Could you filter the records below and return each line that holds "extra"?

* _Given records_:
....
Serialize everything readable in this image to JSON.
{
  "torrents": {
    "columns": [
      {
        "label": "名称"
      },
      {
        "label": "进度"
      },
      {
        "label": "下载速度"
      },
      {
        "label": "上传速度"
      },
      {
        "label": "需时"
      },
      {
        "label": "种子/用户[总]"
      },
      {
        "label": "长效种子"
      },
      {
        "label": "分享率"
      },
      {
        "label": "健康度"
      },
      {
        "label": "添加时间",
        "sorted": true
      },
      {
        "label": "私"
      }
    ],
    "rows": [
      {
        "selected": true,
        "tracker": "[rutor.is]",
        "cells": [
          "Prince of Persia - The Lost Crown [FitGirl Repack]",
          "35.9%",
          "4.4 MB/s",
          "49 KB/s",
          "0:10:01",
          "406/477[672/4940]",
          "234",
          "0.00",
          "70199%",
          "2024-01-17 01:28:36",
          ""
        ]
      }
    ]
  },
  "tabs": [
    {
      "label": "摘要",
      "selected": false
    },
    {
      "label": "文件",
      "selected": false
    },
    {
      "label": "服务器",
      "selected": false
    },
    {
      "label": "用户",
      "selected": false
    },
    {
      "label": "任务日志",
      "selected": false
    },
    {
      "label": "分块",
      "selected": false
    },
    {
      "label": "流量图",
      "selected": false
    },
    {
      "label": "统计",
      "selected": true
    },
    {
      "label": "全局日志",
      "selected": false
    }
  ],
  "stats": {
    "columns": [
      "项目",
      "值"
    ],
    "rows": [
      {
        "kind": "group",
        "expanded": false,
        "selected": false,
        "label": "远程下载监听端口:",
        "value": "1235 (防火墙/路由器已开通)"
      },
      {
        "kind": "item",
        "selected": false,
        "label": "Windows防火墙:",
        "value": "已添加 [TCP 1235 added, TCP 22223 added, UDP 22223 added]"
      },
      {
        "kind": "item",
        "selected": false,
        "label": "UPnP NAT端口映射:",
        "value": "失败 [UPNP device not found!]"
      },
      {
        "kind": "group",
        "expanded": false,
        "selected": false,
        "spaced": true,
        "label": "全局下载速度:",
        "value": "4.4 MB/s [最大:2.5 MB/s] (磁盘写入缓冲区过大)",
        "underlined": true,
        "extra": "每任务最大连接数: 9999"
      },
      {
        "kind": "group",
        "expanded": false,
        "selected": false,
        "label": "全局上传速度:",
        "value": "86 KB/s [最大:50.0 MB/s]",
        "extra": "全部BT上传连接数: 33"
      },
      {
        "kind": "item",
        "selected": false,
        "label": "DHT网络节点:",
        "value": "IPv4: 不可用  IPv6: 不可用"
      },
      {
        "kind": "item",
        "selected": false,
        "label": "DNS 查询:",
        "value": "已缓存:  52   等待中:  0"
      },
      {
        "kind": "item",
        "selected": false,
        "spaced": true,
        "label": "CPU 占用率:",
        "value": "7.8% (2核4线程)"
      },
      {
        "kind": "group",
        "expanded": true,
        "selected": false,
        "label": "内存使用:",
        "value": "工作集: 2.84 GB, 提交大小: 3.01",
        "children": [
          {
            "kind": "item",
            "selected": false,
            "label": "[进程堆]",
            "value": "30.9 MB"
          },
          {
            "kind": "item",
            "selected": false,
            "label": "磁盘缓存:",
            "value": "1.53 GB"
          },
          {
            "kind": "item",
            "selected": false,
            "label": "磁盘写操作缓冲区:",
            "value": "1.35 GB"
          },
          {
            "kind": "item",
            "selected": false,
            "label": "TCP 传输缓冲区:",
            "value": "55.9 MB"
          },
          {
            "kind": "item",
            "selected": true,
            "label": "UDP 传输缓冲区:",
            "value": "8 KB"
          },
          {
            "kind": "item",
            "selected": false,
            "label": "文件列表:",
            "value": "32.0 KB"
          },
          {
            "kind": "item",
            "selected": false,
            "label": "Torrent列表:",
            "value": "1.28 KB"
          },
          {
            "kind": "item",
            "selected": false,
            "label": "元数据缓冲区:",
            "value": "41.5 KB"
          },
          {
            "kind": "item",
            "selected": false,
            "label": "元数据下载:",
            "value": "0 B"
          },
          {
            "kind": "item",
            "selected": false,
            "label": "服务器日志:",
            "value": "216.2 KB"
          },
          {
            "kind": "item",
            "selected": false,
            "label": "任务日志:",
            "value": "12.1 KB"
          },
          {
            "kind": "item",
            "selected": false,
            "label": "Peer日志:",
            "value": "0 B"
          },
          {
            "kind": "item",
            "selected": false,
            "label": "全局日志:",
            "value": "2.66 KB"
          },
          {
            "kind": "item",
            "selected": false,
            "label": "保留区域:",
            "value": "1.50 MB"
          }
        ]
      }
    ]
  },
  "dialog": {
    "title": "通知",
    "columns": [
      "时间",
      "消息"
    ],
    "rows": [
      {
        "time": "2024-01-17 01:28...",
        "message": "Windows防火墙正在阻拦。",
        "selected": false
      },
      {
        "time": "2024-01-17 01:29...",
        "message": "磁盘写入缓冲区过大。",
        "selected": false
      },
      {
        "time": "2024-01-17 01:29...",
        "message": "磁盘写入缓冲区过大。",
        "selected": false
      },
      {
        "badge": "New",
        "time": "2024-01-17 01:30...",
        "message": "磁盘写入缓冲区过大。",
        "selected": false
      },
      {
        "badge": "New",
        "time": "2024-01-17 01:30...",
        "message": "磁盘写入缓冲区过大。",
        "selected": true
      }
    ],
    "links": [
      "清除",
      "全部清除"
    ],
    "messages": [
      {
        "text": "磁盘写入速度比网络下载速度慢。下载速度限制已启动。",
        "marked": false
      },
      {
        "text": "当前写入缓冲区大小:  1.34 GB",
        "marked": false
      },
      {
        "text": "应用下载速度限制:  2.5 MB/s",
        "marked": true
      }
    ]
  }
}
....
* _Final answer_:
        "extra": "每任务最大连接数: 9999"
        "extra": "全部BT上传连接数: 33"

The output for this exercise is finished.